TASK PROMPT: Only the lines from the one containing "Extract the structured" to the end of the data below belong in the answer, each repeated exactly; no pictures.

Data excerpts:
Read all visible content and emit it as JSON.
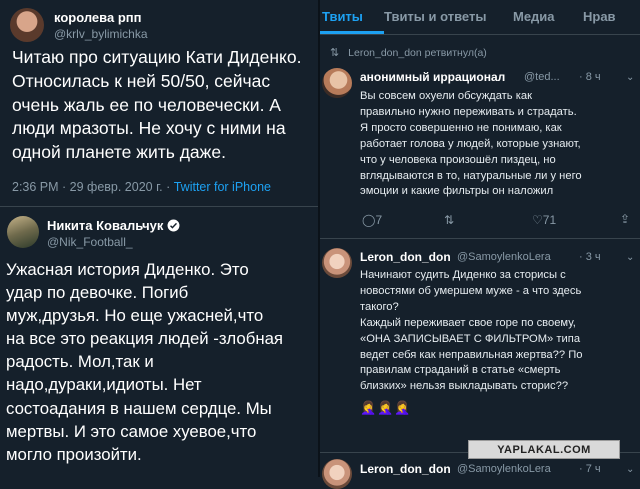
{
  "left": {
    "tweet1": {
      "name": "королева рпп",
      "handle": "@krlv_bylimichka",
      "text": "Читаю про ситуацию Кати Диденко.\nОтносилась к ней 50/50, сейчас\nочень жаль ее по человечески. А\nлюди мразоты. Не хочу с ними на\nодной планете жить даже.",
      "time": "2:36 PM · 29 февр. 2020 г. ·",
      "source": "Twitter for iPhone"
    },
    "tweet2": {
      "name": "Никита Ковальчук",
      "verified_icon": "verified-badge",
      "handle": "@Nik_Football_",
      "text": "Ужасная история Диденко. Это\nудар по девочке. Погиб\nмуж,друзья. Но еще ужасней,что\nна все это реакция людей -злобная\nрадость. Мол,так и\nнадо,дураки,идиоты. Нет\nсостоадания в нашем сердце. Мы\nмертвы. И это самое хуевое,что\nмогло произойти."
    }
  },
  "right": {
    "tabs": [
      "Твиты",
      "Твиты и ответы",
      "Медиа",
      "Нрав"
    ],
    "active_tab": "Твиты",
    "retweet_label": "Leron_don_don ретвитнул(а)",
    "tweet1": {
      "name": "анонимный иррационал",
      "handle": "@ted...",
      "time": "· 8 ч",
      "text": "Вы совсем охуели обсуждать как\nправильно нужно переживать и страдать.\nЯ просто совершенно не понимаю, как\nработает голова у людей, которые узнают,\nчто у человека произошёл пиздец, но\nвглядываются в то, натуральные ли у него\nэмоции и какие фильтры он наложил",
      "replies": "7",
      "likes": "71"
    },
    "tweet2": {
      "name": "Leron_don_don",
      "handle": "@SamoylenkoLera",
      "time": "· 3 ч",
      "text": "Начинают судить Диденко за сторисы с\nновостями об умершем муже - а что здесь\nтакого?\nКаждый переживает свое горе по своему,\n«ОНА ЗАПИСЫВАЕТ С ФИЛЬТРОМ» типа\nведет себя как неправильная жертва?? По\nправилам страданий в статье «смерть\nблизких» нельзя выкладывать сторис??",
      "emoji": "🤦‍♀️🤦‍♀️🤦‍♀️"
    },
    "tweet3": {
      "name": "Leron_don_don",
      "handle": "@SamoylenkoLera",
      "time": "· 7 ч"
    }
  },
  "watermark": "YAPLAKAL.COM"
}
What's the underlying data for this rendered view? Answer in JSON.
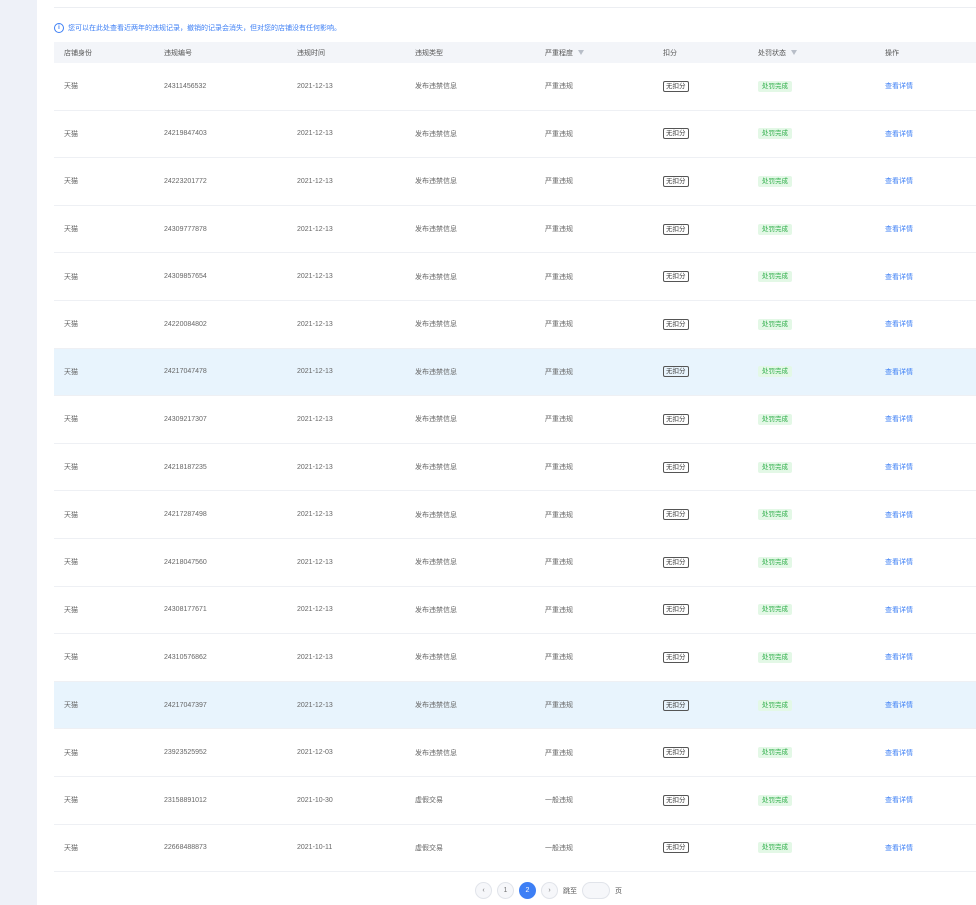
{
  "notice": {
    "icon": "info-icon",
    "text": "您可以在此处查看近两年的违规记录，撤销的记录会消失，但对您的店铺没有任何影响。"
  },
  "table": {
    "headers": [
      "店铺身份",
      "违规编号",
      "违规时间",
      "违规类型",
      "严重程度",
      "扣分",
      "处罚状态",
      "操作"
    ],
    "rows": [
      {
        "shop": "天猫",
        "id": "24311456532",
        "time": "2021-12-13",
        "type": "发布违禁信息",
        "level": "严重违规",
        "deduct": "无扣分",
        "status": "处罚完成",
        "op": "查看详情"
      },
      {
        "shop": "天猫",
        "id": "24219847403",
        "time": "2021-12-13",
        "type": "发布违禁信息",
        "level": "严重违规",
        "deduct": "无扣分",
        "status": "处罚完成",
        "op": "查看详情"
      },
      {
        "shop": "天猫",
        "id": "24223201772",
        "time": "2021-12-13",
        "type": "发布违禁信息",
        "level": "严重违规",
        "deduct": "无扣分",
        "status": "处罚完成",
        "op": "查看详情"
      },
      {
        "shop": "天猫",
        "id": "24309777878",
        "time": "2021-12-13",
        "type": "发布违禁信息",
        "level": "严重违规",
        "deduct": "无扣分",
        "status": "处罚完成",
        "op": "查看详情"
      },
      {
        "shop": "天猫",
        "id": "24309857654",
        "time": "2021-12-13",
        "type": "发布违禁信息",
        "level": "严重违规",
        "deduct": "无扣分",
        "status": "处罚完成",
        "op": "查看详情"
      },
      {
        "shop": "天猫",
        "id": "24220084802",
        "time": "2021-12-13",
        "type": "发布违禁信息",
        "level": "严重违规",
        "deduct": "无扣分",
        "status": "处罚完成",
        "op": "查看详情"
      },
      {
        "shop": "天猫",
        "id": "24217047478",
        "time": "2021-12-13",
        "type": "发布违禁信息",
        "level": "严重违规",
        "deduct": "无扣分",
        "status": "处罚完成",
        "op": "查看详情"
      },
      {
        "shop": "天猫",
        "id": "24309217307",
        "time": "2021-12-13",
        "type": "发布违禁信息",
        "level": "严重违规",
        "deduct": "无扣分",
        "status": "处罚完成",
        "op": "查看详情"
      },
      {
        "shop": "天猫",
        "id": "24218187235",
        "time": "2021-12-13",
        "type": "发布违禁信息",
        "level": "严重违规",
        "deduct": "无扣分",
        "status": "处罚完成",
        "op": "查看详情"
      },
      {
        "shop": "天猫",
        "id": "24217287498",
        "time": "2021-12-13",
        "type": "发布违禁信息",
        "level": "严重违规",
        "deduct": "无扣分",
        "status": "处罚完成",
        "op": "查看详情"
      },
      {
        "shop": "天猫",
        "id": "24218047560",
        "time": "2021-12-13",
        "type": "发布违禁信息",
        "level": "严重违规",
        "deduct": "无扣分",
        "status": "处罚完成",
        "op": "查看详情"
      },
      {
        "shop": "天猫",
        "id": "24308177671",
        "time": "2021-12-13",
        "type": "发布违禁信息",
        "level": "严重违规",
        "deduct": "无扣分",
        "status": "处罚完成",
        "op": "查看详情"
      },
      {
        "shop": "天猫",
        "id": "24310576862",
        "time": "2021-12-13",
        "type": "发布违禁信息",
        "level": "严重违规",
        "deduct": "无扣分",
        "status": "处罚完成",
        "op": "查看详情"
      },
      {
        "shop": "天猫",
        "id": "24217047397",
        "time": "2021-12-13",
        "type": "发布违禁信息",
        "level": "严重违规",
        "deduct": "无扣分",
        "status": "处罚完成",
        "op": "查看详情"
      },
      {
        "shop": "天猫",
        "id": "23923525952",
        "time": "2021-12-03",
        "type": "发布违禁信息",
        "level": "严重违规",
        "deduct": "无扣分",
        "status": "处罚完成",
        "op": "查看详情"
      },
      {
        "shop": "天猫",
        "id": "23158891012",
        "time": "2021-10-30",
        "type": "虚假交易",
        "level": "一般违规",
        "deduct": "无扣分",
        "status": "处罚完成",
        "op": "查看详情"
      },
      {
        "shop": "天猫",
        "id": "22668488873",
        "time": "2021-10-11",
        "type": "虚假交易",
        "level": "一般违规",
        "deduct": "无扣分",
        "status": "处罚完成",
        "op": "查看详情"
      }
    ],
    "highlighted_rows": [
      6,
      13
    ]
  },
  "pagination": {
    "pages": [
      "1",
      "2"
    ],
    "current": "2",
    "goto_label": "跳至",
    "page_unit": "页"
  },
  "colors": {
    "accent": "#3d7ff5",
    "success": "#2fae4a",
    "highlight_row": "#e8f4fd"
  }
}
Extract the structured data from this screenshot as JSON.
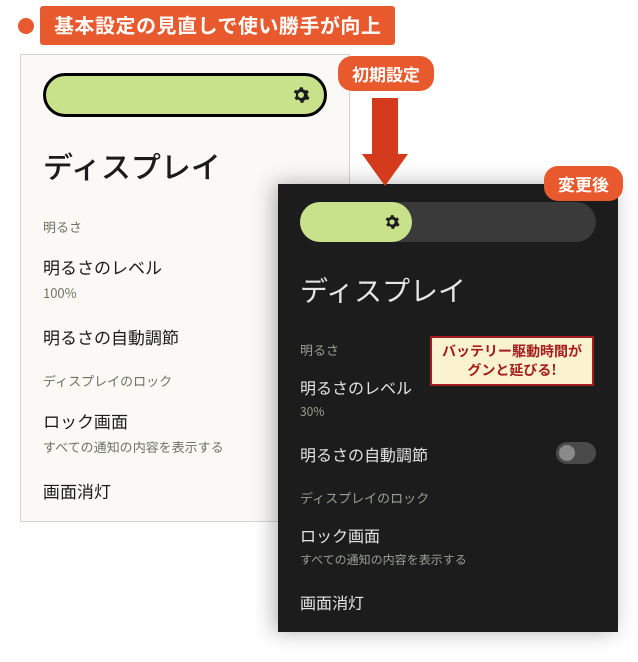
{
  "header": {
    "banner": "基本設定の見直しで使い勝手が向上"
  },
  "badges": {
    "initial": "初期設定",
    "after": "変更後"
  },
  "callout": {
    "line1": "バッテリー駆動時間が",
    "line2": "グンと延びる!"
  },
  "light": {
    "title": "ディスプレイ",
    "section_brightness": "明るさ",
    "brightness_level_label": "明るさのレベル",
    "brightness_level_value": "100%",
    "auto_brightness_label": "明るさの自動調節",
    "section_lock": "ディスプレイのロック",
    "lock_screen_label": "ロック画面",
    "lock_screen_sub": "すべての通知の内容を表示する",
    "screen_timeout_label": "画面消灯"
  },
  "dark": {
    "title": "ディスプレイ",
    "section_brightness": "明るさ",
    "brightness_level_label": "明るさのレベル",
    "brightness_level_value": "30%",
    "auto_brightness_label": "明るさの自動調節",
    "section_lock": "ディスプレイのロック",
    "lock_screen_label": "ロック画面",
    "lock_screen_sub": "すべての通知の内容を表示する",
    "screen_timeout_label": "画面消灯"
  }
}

TASK RESULT:
Extract the structured data from this screenshot as JSON.
{
  "header": {
    "banner": "基本設定の見直しで使い勝手が向上"
  },
  "badges": {
    "initial": "初期設定",
    "after": "変更後"
  },
  "callout": {
    "line1": "バッテリー駆動時間が",
    "line2": "グンと延びる!"
  },
  "light": {
    "title": "ディスプレイ",
    "section_brightness": "明るさ",
    "brightness_level_label": "明るさのレベル",
    "brightness_level_value": "100%",
    "auto_brightness_label": "明るさの自動調節",
    "section_lock": "ディスプレイのロック",
    "lock_screen_label": "ロック画面",
    "lock_screen_sub": "すべての通知の内容を表示する",
    "screen_timeout_label": "画面消灯"
  },
  "dark": {
    "title": "ディスプレイ",
    "section_brightness": "明るさ",
    "brightness_level_label": "明るさのレベル",
    "brightness_level_value": "30%",
    "auto_brightness_label": "明るさの自動調節",
    "section_lock": "ディスプレイのロック",
    "lock_screen_label": "ロック画面",
    "lock_screen_sub": "すべての通知の内容を表示する",
    "screen_timeout_label": "画面消灯"
  }
}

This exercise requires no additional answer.